Bats are beautiful mammals and integral to healthy ecosystems. Let’s reclaim their reputation by busting a few myths and getting to know them better.
Bats feast on blood
Count Dracula fans, we’re sorry to disappoint you. The myth is precisely that — a myth! A hackneyed Hollywood trope that frankly needs to go, in our view. Out of the 1300 bat species in the world, only one drinks the blood of mammals – the Common Vampire Bat residing deep in the tropics of Central and South America. Other bat species are perfectly content minding their own business and hanging upside down all day.
A bat bite can turn you into a vampire

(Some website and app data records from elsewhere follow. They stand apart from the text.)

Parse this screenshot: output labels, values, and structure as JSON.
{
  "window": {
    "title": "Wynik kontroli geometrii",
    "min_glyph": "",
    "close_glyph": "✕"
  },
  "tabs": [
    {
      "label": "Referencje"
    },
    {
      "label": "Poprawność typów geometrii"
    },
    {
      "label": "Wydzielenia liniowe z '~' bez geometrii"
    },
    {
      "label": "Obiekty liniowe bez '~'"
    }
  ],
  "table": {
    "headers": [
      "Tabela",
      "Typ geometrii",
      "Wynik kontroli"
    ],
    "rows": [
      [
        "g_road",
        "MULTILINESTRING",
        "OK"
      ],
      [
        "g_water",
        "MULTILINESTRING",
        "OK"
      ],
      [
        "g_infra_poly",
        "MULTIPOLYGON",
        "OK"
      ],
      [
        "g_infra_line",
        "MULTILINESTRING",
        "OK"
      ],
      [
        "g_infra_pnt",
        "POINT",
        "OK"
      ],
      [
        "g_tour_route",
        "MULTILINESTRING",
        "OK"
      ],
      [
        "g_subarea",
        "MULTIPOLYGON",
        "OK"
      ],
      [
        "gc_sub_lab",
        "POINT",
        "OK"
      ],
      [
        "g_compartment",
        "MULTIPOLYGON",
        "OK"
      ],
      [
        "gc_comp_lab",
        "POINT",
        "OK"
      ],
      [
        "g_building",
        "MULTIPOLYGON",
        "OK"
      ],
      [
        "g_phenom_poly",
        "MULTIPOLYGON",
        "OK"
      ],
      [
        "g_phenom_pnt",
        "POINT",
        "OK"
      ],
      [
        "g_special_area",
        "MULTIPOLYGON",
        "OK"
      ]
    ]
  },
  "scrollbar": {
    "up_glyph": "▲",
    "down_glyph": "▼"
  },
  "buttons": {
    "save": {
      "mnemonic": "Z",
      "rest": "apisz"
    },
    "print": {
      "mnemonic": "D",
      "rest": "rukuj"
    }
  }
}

While we’re at it, this particular myth needs dispelling as well. Bats rarely ever bite humans. By extension, turning into a vampire is a moot point! The closest a bat will ever get to humans is by chance, usually when they’re en route somewhere else or looking for food. Ensure that you keep a safe distance, though. If a bat does bite, it can transfer diseases to you.
All bats carry rabies
The threat of rabies is real anytime someone encounters a wild animal. In the past, several studies suggested that bats were super rabies carriers. Recent tests have found these studies wildly inaccurate – the primary reason being biased testing methods. Most tests conducted are on unhealthy bats, usually found on the ground. The chances of these bats carrying diseases are, therefore, higher.
Bats are blind
Bats have small eyes and therefore have limited vision. But they’re not blind. There are direct correlations between eye size and impaired vision in animals. Still, some bats are known to have extraordinary night vision, comparable to military surveillance equipment!
Bats intentionally fly into your hair
A swarm of bats in someone’s face can only mean one thing. They’re trying to flee! It’s a natural response if people go poking into abandoned caves, buildings, or mines. Bats may get caught in your hair by accident. They don’t have any other interest in hair otherwise.
Bats are useless
This statement couldn’t be further from the truth. Bats are crucial to healthy ecosystems. Fruit bats are integral to dispersing seeds and regenerating forests. The Common fruit bat alone pollinates at least 114 species of plants.